We humans have an awareness of our surroundings and also of ourselves. Our minds teem with inner conversations and questions about who we are and our purpose in the world. We are, as far as we know, the only creatures with this sort of active consciousness. We also have no idea where this consciousness comes from.
Our brains, of course, are the central computers of our bodies, controlling biological functions and helping us think our way through all of life's loops and hurdles. Brain scans display how incredibly active our brains really are, flickering with constant activity as our 100 billion nerve cells ceaselessly fire, like a compact yet enormously complex digital network.
But the brain is not the mind. Electrical activity doesn't explain how a physical substance can create a non-physical condition like consciousness.

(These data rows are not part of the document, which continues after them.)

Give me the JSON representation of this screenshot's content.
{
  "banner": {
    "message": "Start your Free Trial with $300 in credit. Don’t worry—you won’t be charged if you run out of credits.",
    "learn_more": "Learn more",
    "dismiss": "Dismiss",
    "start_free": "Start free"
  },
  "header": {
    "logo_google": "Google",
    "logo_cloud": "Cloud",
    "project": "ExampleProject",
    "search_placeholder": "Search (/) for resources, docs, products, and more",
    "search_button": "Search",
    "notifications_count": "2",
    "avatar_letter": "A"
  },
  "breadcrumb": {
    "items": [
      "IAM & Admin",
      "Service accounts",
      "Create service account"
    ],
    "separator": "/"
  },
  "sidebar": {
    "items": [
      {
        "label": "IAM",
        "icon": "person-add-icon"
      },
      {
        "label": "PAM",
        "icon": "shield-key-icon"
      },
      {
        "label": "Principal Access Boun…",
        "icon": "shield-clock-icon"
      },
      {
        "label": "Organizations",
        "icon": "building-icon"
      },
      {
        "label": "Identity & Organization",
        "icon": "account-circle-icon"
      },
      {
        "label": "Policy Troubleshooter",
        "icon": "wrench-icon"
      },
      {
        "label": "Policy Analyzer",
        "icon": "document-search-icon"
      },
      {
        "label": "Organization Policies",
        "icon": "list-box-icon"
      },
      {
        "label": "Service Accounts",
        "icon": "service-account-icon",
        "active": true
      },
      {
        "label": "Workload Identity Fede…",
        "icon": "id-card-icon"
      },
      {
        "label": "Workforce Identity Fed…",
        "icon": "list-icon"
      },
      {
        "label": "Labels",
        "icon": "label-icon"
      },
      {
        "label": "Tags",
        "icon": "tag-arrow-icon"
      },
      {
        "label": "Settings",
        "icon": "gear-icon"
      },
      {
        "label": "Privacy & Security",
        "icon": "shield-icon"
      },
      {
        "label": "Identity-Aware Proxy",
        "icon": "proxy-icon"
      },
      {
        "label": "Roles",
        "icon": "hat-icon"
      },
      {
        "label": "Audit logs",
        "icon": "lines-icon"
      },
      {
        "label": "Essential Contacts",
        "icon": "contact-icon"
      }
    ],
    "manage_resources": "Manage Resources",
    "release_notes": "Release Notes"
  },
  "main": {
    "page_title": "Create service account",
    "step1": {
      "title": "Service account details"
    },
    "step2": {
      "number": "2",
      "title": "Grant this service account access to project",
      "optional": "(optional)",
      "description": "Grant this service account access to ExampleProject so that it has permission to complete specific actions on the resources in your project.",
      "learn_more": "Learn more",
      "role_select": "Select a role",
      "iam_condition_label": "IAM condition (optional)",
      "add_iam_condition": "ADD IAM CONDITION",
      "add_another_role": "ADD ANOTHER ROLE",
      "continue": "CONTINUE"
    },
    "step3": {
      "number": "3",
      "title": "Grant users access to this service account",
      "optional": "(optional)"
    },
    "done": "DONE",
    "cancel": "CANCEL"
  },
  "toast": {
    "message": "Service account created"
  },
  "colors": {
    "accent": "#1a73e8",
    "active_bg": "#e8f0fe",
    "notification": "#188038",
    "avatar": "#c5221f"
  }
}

Some religions explain consciousness as a gift from God, embedded into our bodies to guide us through this world.
Scientists veer more towards biological origins — they see consciousness as a collection of biological processes that build towards more complicated thinking that eventually culminates in self-awareness.
Scientists have determined that animals, such as dogs, almost certainly have consciousness, but that it's a lower (or different) level of awareness than that of humans.